Wiremu Kerekere introduces an interview by Selwyn Muru with Leo Fowler, recently retired broadcaster and writer.
His latest book about Te Mana o Tūranga meeting house at Manutuke is being launched next week. He recounts how he was welcomed to Gisborne and told that half the listeners to the local radio station were Māori but that programmes were not tailored towards Māori listeners.
He says he first became interested in te ao Māori as a boy around 1910, when he was a paper-boy selling the Auckland Star newspaper in Queen Street. There was a big Māori hostel nearby and he used to interact with Māori who would step in to help him when older boys chased him. His family then moved to Northland and he got to know more local Māori and in particular a chief Nepia Pomare who he used to stay with during school holidays.
He talks about the poor farming land the government was allocating to new settlers like his parents. His family unknowingly built their house on tapu land and to resolve the issue Leo was adopted by Nepia Pomare to remove the tapu. The chief also gave him a pekapeka, which his mother kept safe until he was an adult.
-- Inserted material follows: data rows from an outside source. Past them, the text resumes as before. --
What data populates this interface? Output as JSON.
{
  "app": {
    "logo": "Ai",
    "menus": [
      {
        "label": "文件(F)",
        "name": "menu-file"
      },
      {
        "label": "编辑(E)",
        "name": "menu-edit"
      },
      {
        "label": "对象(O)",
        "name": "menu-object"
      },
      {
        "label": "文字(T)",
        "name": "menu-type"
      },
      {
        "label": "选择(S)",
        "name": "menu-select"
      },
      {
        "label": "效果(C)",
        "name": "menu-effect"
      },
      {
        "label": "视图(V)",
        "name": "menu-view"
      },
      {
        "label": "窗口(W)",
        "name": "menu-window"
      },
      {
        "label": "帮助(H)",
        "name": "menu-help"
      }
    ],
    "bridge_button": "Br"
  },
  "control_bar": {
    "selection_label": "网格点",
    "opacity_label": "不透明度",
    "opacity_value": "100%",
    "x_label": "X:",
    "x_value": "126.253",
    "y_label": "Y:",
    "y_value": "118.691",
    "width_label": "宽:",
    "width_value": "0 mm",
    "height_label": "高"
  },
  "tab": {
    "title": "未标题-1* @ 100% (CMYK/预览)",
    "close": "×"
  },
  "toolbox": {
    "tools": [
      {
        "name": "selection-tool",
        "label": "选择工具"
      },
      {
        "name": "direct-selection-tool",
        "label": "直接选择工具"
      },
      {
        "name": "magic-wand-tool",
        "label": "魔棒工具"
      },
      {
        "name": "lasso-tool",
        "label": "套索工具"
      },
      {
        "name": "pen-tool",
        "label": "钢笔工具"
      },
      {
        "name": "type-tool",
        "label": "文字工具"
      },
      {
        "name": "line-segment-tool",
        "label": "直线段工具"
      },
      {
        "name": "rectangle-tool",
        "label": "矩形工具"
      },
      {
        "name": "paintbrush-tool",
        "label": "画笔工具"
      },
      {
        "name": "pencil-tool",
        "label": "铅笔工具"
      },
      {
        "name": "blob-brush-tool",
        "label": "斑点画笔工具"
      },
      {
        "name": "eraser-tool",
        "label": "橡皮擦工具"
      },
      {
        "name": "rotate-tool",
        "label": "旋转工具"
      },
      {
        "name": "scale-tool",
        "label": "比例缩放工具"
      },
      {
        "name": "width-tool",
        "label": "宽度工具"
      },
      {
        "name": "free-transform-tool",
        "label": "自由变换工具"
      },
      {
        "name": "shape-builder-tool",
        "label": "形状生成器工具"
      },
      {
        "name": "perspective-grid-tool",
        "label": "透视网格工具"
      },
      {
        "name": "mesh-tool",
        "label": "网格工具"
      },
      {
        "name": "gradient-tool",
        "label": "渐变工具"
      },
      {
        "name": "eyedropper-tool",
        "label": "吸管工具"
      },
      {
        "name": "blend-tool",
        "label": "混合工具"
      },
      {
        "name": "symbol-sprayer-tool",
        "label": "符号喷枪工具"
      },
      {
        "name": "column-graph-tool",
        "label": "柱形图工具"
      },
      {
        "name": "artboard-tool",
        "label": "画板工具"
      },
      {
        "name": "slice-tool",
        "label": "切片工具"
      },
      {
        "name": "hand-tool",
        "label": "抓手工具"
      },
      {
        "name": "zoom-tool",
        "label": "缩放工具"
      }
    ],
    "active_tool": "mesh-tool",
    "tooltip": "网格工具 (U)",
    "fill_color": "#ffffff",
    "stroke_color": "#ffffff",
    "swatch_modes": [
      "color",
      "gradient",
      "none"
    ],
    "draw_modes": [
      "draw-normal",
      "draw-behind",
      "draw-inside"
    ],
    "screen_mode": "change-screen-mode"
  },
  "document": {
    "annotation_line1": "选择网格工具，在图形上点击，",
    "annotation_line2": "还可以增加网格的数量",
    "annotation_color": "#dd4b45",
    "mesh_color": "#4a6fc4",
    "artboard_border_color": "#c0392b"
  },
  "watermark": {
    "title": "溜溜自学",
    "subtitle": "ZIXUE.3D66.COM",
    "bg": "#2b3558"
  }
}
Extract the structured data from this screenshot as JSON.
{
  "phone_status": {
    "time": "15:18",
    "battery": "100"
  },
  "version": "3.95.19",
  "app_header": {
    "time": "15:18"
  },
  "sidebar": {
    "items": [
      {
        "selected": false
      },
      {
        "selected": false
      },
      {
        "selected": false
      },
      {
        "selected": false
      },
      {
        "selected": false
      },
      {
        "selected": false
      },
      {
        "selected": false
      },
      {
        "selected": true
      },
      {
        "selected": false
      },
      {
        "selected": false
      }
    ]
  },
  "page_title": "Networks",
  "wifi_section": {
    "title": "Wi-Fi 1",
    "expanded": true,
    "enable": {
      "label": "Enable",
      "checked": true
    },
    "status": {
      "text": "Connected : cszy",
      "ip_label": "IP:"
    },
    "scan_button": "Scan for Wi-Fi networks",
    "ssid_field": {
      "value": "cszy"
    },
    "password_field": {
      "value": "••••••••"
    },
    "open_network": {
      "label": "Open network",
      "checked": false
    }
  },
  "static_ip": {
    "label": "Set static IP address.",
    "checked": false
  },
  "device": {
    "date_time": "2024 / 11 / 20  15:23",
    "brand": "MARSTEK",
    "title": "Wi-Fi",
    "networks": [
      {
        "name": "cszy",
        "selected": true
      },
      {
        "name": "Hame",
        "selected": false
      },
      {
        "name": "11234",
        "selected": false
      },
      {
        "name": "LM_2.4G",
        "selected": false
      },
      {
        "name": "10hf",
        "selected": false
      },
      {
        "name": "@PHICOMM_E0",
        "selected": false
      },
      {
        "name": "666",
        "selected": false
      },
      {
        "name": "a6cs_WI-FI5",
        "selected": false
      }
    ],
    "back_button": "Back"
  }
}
He talks about his new book, which is about the wharenui Te Mana o Tūranga on Whakato marae and its carvings. It is the result of 20 years research.